Tolya had never seen her work so hard to answer a question. She took several breaths and let them go before she spoke again. She twisted her fingers together in her lap and studied them rather than looking at him. When she looked up, he swore her eyes flashed golden.
"You died. We both did. A lot of people lost their lives that day. We couldn't save them all. We tried."
"We?" Tolya thought he heard the clash of blade on blade again.
"It wasn't your fault," she told him earnestly. "You did all we could have expected. More. The odds were so against you and yet you fought. You were so brave. Bringing you back was never in question."

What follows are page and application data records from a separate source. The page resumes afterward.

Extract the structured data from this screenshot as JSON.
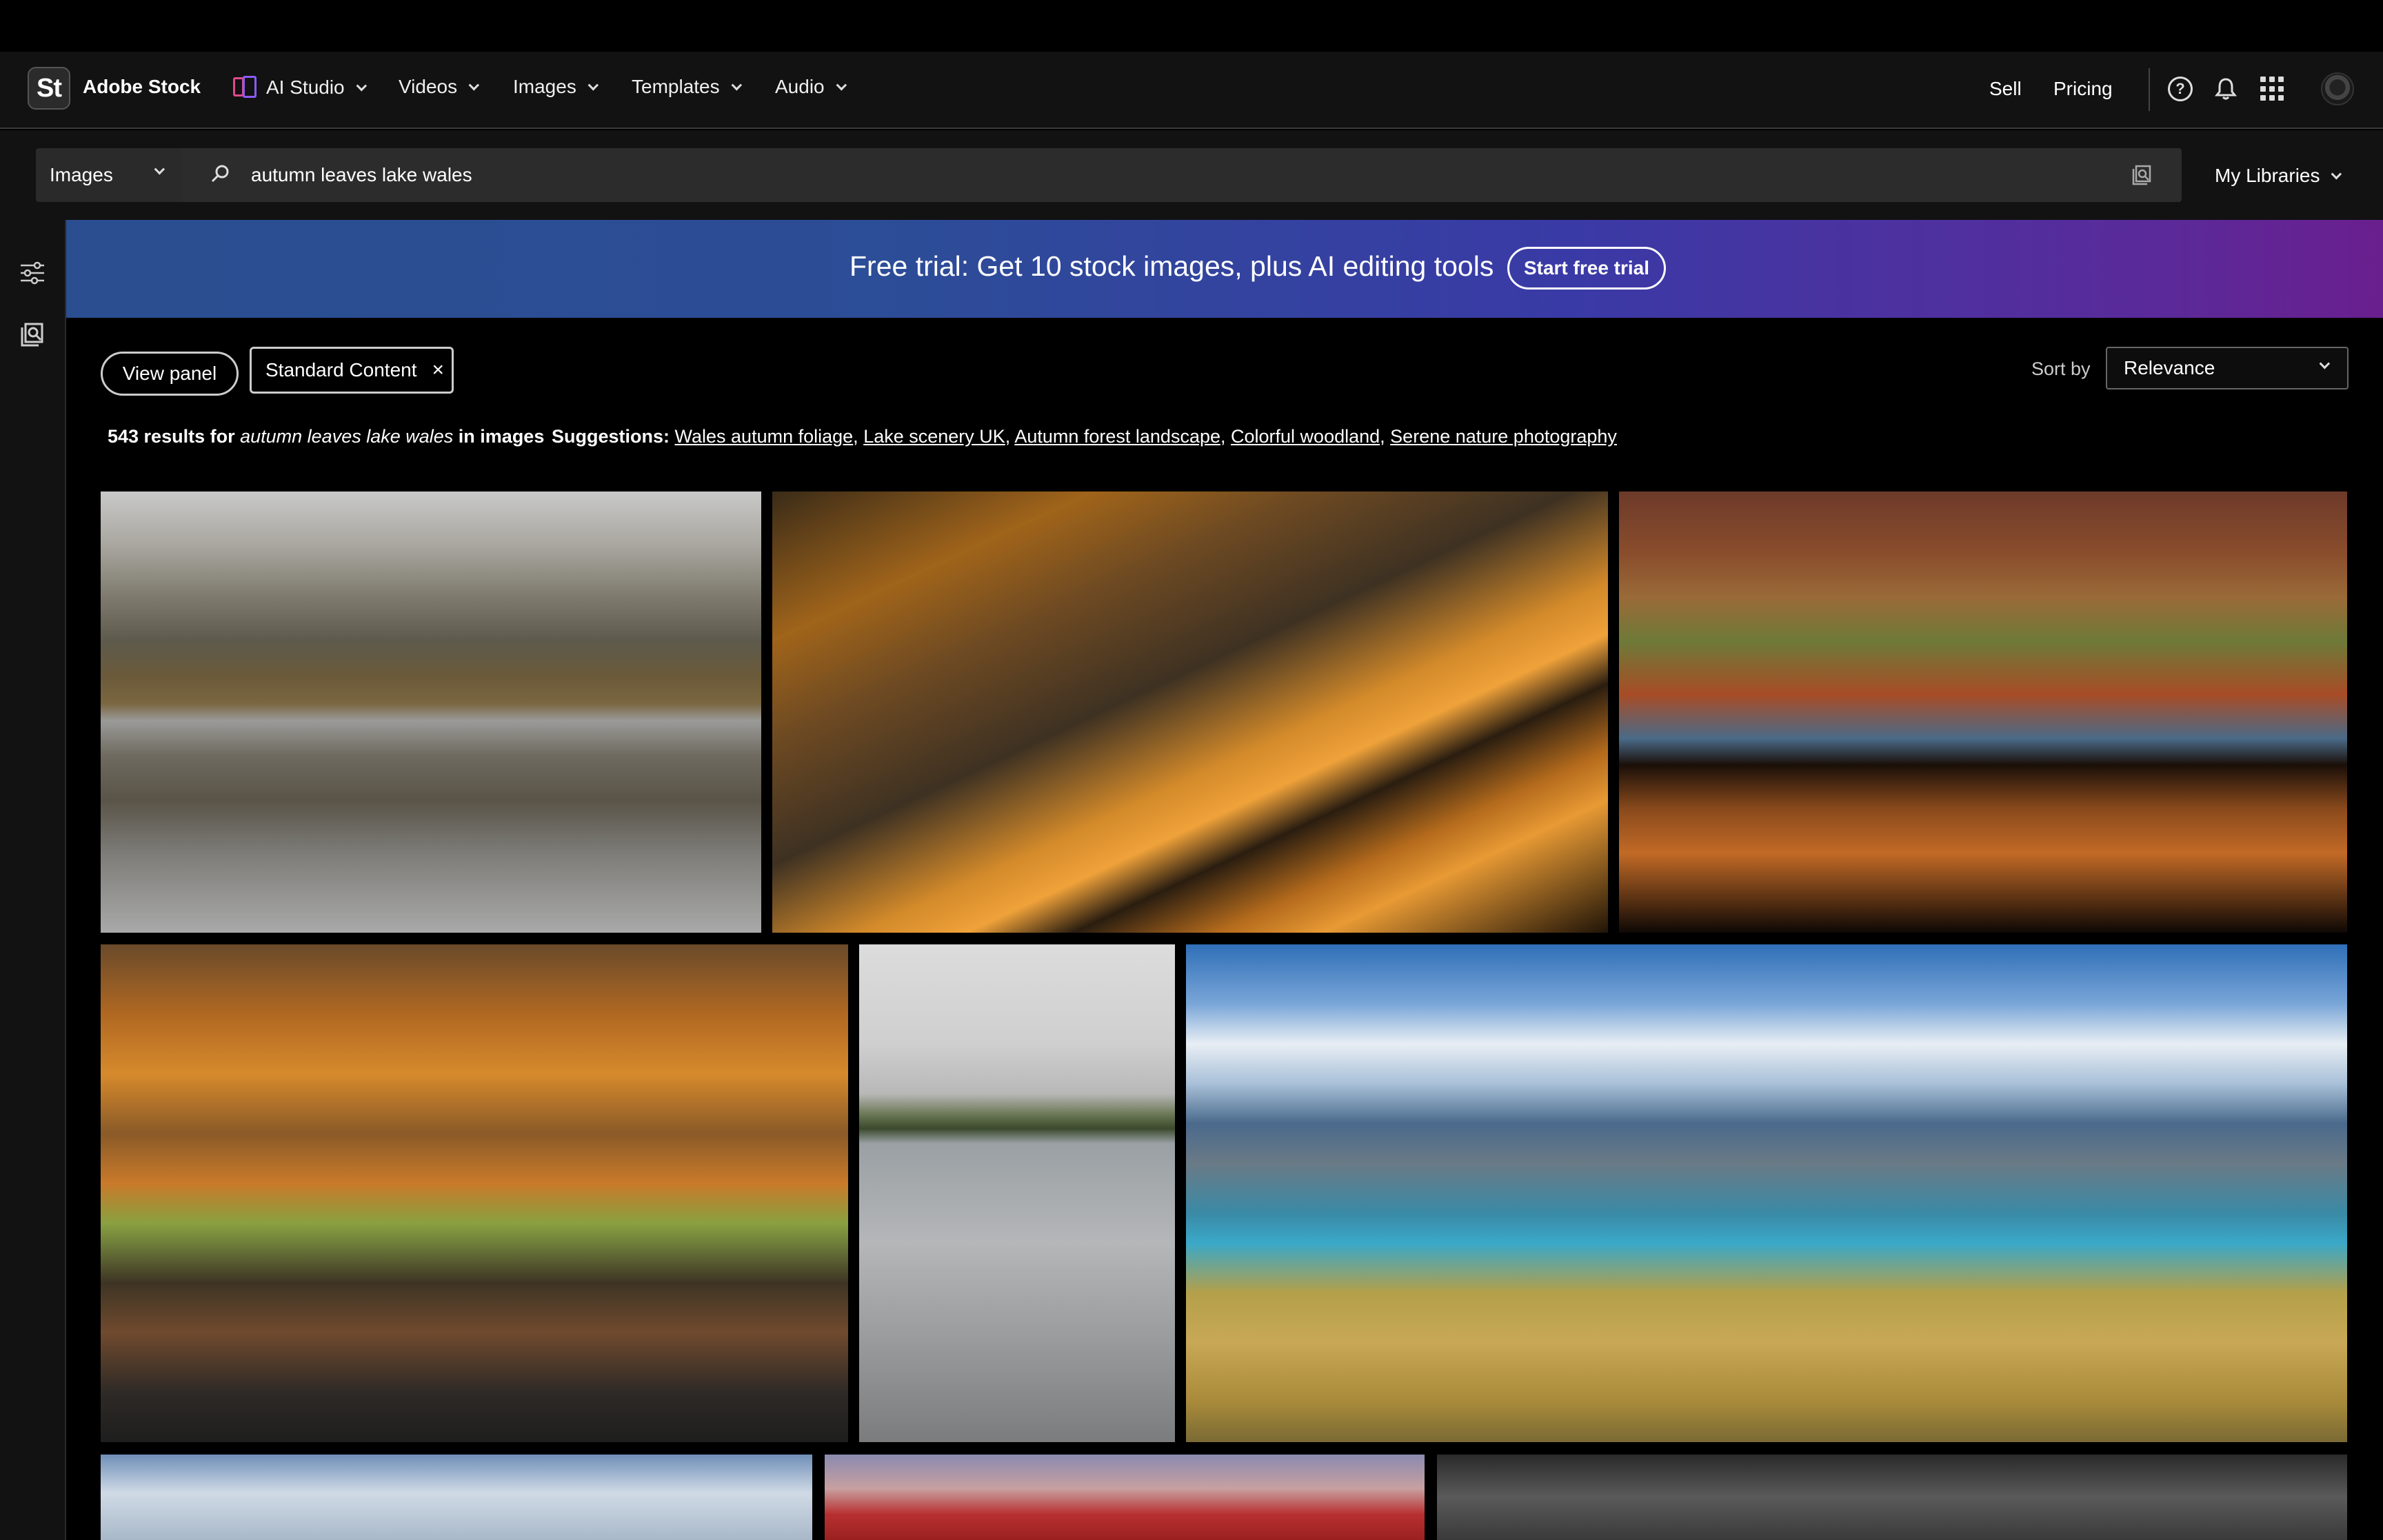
{
  "nav": {
    "logo": "St",
    "brand": "Adobe Stock",
    "items": [
      {
        "label": "AI Studio"
      },
      {
        "label": "Videos"
      },
      {
        "label": "Images"
      },
      {
        "label": "Templates"
      },
      {
        "label": "Audio"
      }
    ],
    "sell": "Sell",
    "pricing": "Pricing",
    "help": "?"
  },
  "search": {
    "scope": "Images",
    "query": "autumn leaves lake wales",
    "my_libraries": "My Libraries"
  },
  "banner": {
    "text": "Free trial: Get 10 stock images, plus AI editing tools",
    "button": "Start free trial"
  },
  "filters": {
    "view_panel": "View panel",
    "chip": "Standard Content",
    "chip_close": "×",
    "sort_label": "Sort by",
    "sort_value": "Relevance"
  },
  "results": {
    "count_text": "543 results for",
    "query": "autumn leaves lake wales",
    "scope_text": "in images",
    "suggestions_label": "Suggestions:",
    "suggestions": [
      "Wales autumn foliage",
      "Lake scenery UK",
      "Autumn forest landscape",
      "Colorful woodland",
      "Serene nature photography"
    ],
    "separator": ", "
  },
  "icons": {
    "help": "help-icon",
    "bell": "bell-icon",
    "apps": "apps-grid-icon",
    "filters": "filters-icon",
    "visual_search": "visual-search-icon"
  }
}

He caught her wrist. He turned her hand over against his free palm. His fingers fit between hers; he laced them together. One corner of his mouth twitched upward. "Flattery. I appreciate it, but you're confusing me. Start over from the beginning?"
Now her eyes were truly green. "That's what we're doing. We're showing you everything. You have to know how it happened. Which mistakes were made and how easily they could be made again."

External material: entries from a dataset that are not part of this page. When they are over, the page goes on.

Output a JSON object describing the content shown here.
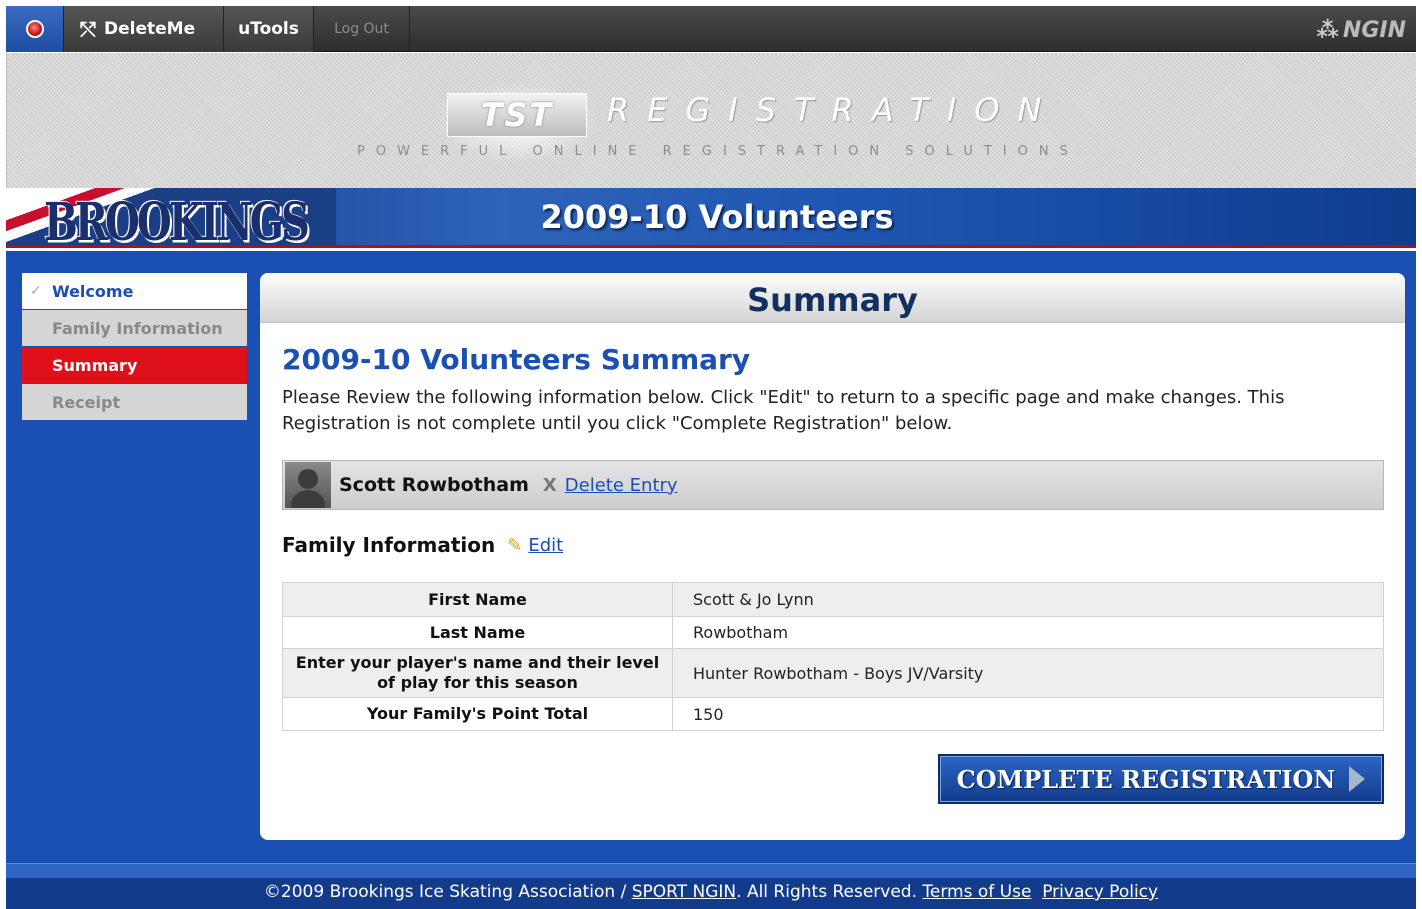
{
  "topbar": {
    "home_icon": "red-dot-icon",
    "deleteme_icon": "network-icon",
    "deleteme_label": "DeleteMe",
    "utools_label": "uTools",
    "logout_label": "Log Out",
    "ngin_label": "NGIN"
  },
  "banner": {
    "logo_text": "TST",
    "title": "REGISTRATION",
    "tagline": "POWERFUL ONLINE REGISTRATION SOLUTIONS"
  },
  "team": {
    "logo_text": "BROOKINGS",
    "title": "2009-10 Volunteers"
  },
  "nav": {
    "items": [
      {
        "label": "Welcome",
        "state": "completed"
      },
      {
        "label": "Family Information",
        "state": "pending"
      },
      {
        "label": "Summary",
        "state": "active"
      },
      {
        "label": "Receipt",
        "state": "pending"
      }
    ]
  },
  "panel": {
    "header": "Summary",
    "title": "2009-10 Volunteers Summary",
    "intro": "Please Review the following information below. Click \"Edit\" to return to a specific page and make changes. This Registration is not complete until you click \"Complete Registration\" below.",
    "entry": {
      "name": "Scott Rowbotham",
      "x_mark": "X",
      "delete_label": "Delete Entry"
    },
    "family": {
      "heading": "Family Information",
      "edit_label": "Edit",
      "rows": [
        {
          "key": "First Name",
          "value": "Scott & Jo Lynn"
        },
        {
          "key": "Last Name",
          "value": "Rowbotham"
        },
        {
          "key": "Enter your player's name and their level of play for this season",
          "value": "Hunter Rowbotham - Boys JV/Varsity"
        },
        {
          "key": "Your Family's Point Total",
          "value": "150"
        }
      ]
    },
    "complete_label": "COMPLETE REGISTRATION"
  },
  "footer": {
    "copyright": "©2009 Brookings Ice Skating Association / ",
    "sport_ngin": "SPORT NGIN",
    "rights": ". All Rights Reserved. ",
    "terms": "Terms of Use",
    "privacy": "Privacy Policy"
  },
  "colors": {
    "brand_blue": "#1a4fb3",
    "active_red": "#e0101a",
    "topbar": "#3a3a3a"
  }
}
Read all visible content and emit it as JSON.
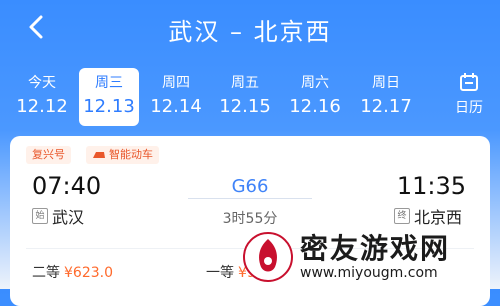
{
  "header": {
    "title": "武汉 – 北京西"
  },
  "dates": [
    {
      "weekday": "今天",
      "date": "12.12",
      "active": false
    },
    {
      "weekday": "周三",
      "date": "12.13",
      "active": true
    },
    {
      "weekday": "周四",
      "date": "12.14",
      "active": false
    },
    {
      "weekday": "周五",
      "date": "12.15",
      "active": false
    },
    {
      "weekday": "周六",
      "date": "12.16",
      "active": false
    },
    {
      "weekday": "周日",
      "date": "12.17",
      "active": false
    }
  ],
  "calendar": {
    "label": "日历",
    "icon": "calendar-icon"
  },
  "card": {
    "badges": [
      "复兴号",
      "智能动车"
    ],
    "departure_time": "07:40",
    "arrival_time": "11:35",
    "train_no": "G66",
    "duration": "3时55分",
    "departure_station": "武汉",
    "departure_tag": "始",
    "arrival_station": "北京西",
    "arrival_tag": "终",
    "seats": [
      {
        "class": "二等",
        "price": "¥623.0"
      },
      {
        "class": "一等",
        "price": "¥9"
      }
    ]
  },
  "watermark": {
    "text": "密友游戏网",
    "url": "www.miyougm.com"
  },
  "colors": {
    "primary_blue": "#3a8dff",
    "accent_orange": "#ff6a2c"
  }
}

"You're still saying we. Whose were the voices I heard earlier, when we were traveling? For that matter," he glanced around the room again. "Where are we? How far have we come?"
Zara looked away, gaze flitting over the walls. "My great-grandfather lived here, before he came to Hightower. Now and then a cousin or a nephew stayed within its walls, but most of the time since then, it's been empty. That makes it perfect for hiding. No one will think to look here." She smiled at him. "It's only because of you and your father and your grandmother that it's still here. You're a good luck charm as much as you are our hope."
"But the voices," he pressed. It wasn't like her to avoid a question for so long.
"My sister," she answered too quickly. He didn't miss the sheen of unshed tears in her eyes. She wiped her eyes, though, and they were gone. "Farina. You remember her, I hope."
"Of course," Tolya answered, nodding slowly. "And?"
"And Tehu." Her lips pursed again, as if she'd tasted something sour. Her fingers tightened on his hand as displeasure hardened into something else. "He serves the dark goddess. Ajayi. We caught him at the last moment. He is our bargaining piece."
"Bargaining for what? From whom?" Tolya gathered himself to stand again. "Take me to them. Explain it all at once. I'll never piece things together if I only learn in broken explanations."
Zara held onto his hand, not letting him move. "They can't help you. I can't, until you've seen it all. Tehu will just distract you. Farina's too scared to do much more than cook and sing. And we, the goddess and I, need you to be prepared."
"Goddess." Tolya frowned in earnest. He touched her forehead with his free hand. She was warm enough that he jerked his hand back, surprised. "You're sick," he said. "Burning up. You should be the one resting. You're not making sense."
Her smile was sad, but didn't waver. "But I am. The goddess and I," she said again. "We fight for Meilani." This time when her eyes changed, he watched it happen. Green faded to gold and then turned rosy, the color of sunrise, all pinks and reds. "There's a battle coming, Tolya." Her voice echoed now, two pitches, two notes, blended into one." He shivered, but he couldn't look away. "Winning is more important than you know. You have to stop Ajayi, Tolya, before she unmakes the world."